That was definitely intentional. I think most people know someone like Mags. She is queer. Everybody around her knows that she’s queer. I’m sure she came out at some point. But that’s not the plot of the book.

At the same time, she’s not very invested in a queer community. She’s in this small town, and she doesn’t really have other people to connect with on this. Nessa, her friend, is trans and lives in Los Angeles and has made a point of making more queer connections. There are so many different ways to be queer, and there are so many people who are living their truth while not participating in the larger cultural conversation. Mags was a character like that, and I really liked bouncing her off Nessa in that way,

The story takes place in the desert, and the setting is very immersive. Did you draw the desert scenes from life, from photos, or from inside your own head?

I’ve spent a lot of time in Joshua Tree. It’s a really magical place. Some of [my setting] was drawn from photos, but at a certain point, it’s less about trying to do an accurate representation and more about trying to draw what you would actually see and how it would feel to be there.

There’s this big sky, but then are these big piles of tumbled rocks that look like they’ve been scattered by some giant hand. To me, it always feels kind of apocalyptic and bleak, but then you can look a little closer and there’s all this life, all of these birds and rodents and lizards and so many different plants. So I was trying to capture that.

You first drew and published this story as a webcomic. How did that change the way you work?

I didn’t draw it page by page, I drew it as a long scroll, so I totally transformed my layout process. It’s a lot more intuitive than my other books, and a lot less planned.

How hard was it to turn that into a book?

I had to go through and cut it up into pages. I anticipated that this might happen, so I made sure to have page breaks. It wasn’t the hardest thing in the world, but it was the work of a couple weeks to do that. I did go through and change some dialogue and visuals, redrew some things that bothered me, added in some plot threads that I hadn’t quite explored as much as I wanted to in the webcomic. That was kind of cool, because I’ve never done that before either.

This story feels more mature than your earlier work, in terms of both the characters and the complexity of the story. Were you conscious about going in this direction?

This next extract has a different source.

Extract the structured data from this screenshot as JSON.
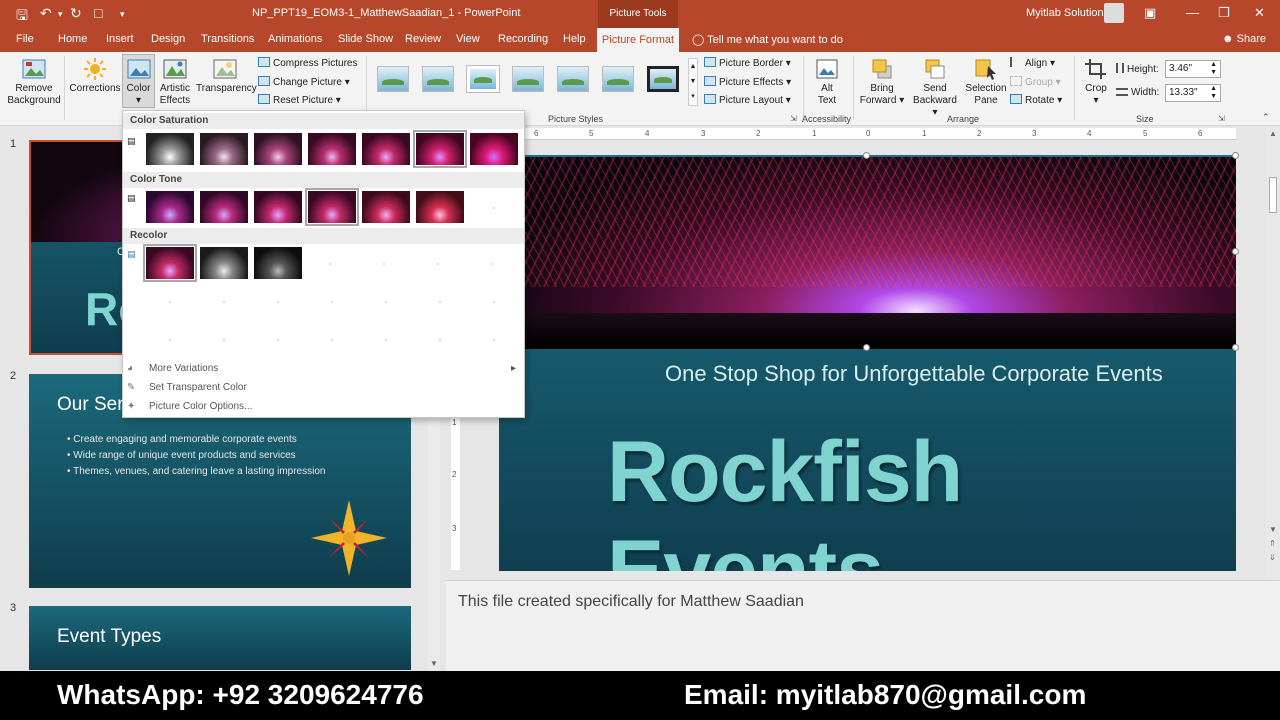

The Girl from the Sea did really well, and I think there’s always an impulse when that happens to be like, “I should do another just like that.” But I always have to make things a little harder for myself, and also, I do this because I’m interested in exploring. In The Girl from the Sea I explored emotions from that time in my life, and I wanted to go a little older.

Substack gave me a grant to do basically whatever I wanted for a year, and this was what I chose to do. I wanted to do something older. I wanted to not worry about the contents. Making work for younger kids, and writing for animation, there are always these voices in my head saying “Make it appropriate”—especially with queer stories—“Don’t talk about sexuality, don’t talk about drugs, make it a really good representation that nobody can take issue with and no censor could be bothered by.” I really wanted to push back against that, and this Substack deal felt like an opportunity to just be like, “Okay, what do you do when there’s not a censor?” That was where it came from. I’m trying to not think about what other people will put on this book and just make my own thing.

I always have this desire to push it a little bit further and make the stories a little more complex and try to draw from life. I think there’s this really big fear with queer artists that if I portray a queer person being less than perfect, then that will somehow lead to someone else becoming prejudiced against me or my rights being taken away, and it was my fault. I think that that’s a really legitimate fear, but it’s just a fear that I don’t want to give a voice to, so it’s been this long process of unlearning that I will continue to be on probably forever.

The Deep Dark by Molly Knox Ostertag. Graphix, $27.99 June 4 ISBN 978-1-338-84000-1; paper $16.99 ISBN 978-1-338-83999-9